What is a human being? Someone with the correct configuration of genes, presumably.
And who am I? Am I this body; this body, which can be broken, changed and destroyed? The human body replaces itself entirely in seven years. It is constantly morphing and changing, and is never fixed. Thus, "I" cannot be the human body.
Is it the mind? I think not; that self, too, constantly morphs and adapts. New information is put into it, and that information can shake the foundations of my mind and reduce all previous trains of thought into broken wrecks. Thus, "I" cannot be my mind.
So, am I the sum of my memories and experiences? These are rooted in fact; they are rooted in my memory; my mind is dictated by the former and my body shaped by the latter. Surely, then, my memories and experiences are what form myself.

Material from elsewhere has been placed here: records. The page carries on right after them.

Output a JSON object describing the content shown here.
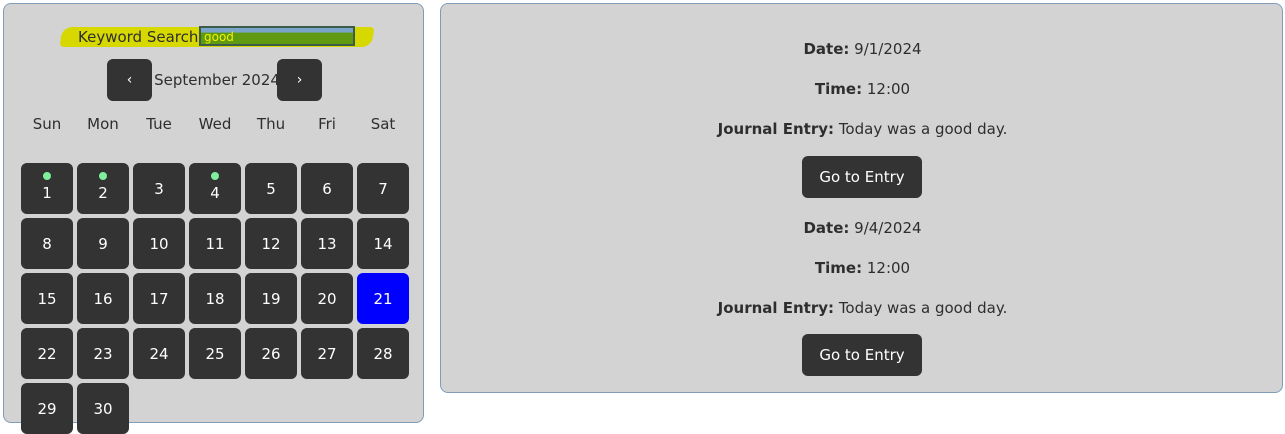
{
  "search": {
    "label": "Keyword Search:",
    "value": "good"
  },
  "calendar": {
    "prev_label": "‹",
    "next_label": "›",
    "month_label": "September 2024",
    "weekdays": [
      "Sun",
      "Mon",
      "Tue",
      "Wed",
      "Thu",
      "Fri",
      "Sat"
    ],
    "start_weekday": 0,
    "days": [
      "1",
      "2",
      "3",
      "4",
      "5",
      "6",
      "7",
      "8",
      "9",
      "10",
      "11",
      "12",
      "13",
      "14",
      "15",
      "16",
      "17",
      "18",
      "19",
      "20",
      "21",
      "22",
      "23",
      "24",
      "25",
      "26",
      "27",
      "28",
      "29",
      "30"
    ],
    "days_with_entries": [
      1,
      2,
      4
    ],
    "selected_day": 21,
    "dot_color": "#7ef09a",
    "selected_color": "#0000ff"
  },
  "entries": [
    {
      "date_label": "Date:",
      "date": "9/1/2024",
      "time_label": "Time:",
      "time": "12:00",
      "journal_label": "Journal Entry:",
      "journal": "Today was a good day.",
      "button_label": "Go to Entry"
    },
    {
      "date_label": "Date:",
      "date": "9/4/2024",
      "time_label": "Time:",
      "time": "12:00",
      "journal_label": "Journal Entry:",
      "journal": "Today was a good day.",
      "button_label": "Go to Entry"
    }
  ]
}
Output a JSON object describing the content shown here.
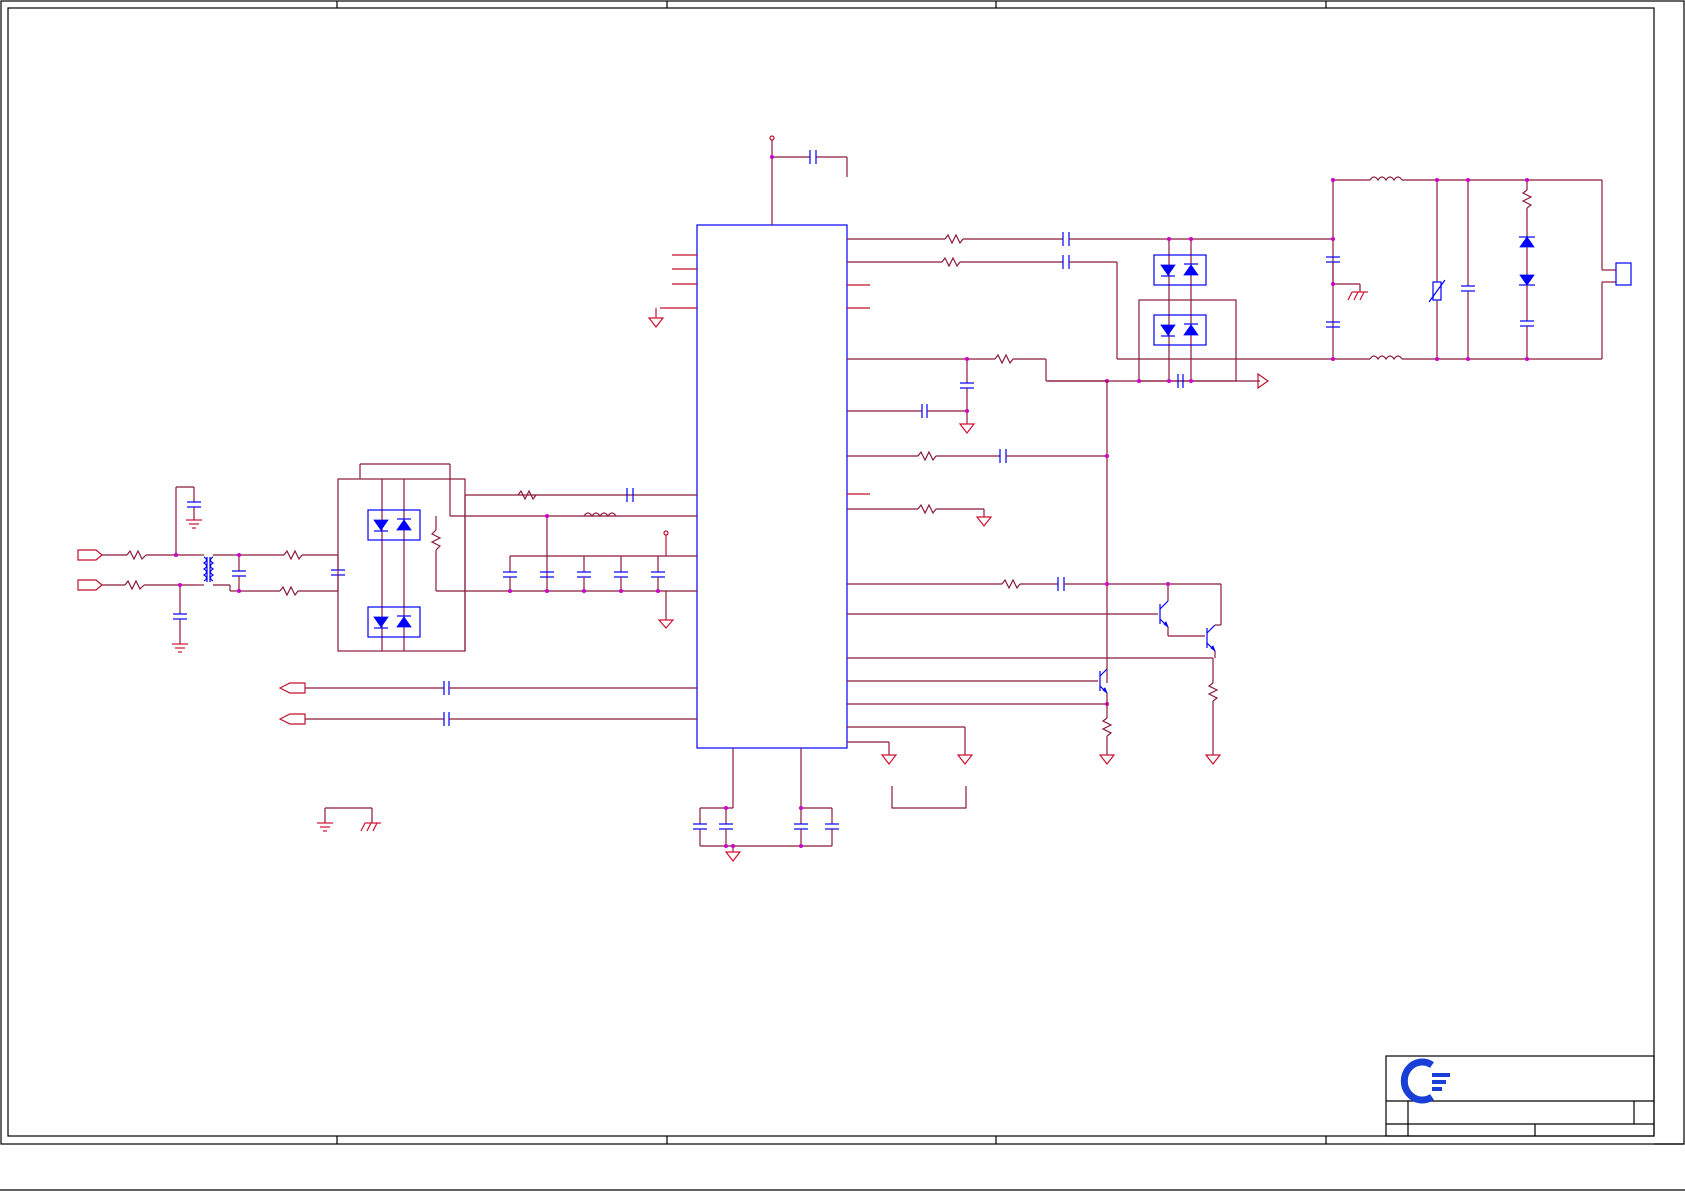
{
  "sheet": {
    "frame_color": "#000000",
    "wire_color": "#8b1a3a",
    "component_color": "#0000ff",
    "pin_color": "#c0102e",
    "junction_color": "#cc00cc"
  },
  "title_block": {
    "logo_icon": "company-logo-icon",
    "logo_color": "#1a3fd6"
  },
  "components": {
    "main_ic": "ic-u1",
    "optocouplers": 4,
    "transistors": 3,
    "connector": "output-connector-j1"
  }
}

But who am I, then? I, whose memory is rarely, if ever, an analogue to the apparent truth? Do I have no self at all? I would argue most stringently against such a proposal. Who is Achromatic Morality? Are she and I one and the same? Or am I merely a being who thinks and remembers that she is, and is no more then a pretender to the name -- an accidental pretender, but one nevertheless.
What am I to do, then? Abandon it, and forsake my way? What good would that do, if my memory is malleable and has proven itself to be falsifiable? I would leave the role only to find myself endlessly compelled to return to it. And the same goes for everything else; each thought that exists in my head is not my own, it is merely something computed from the premises of my personality; premises which are built on malleable memories.
... sorry. It's late, and I'm tired.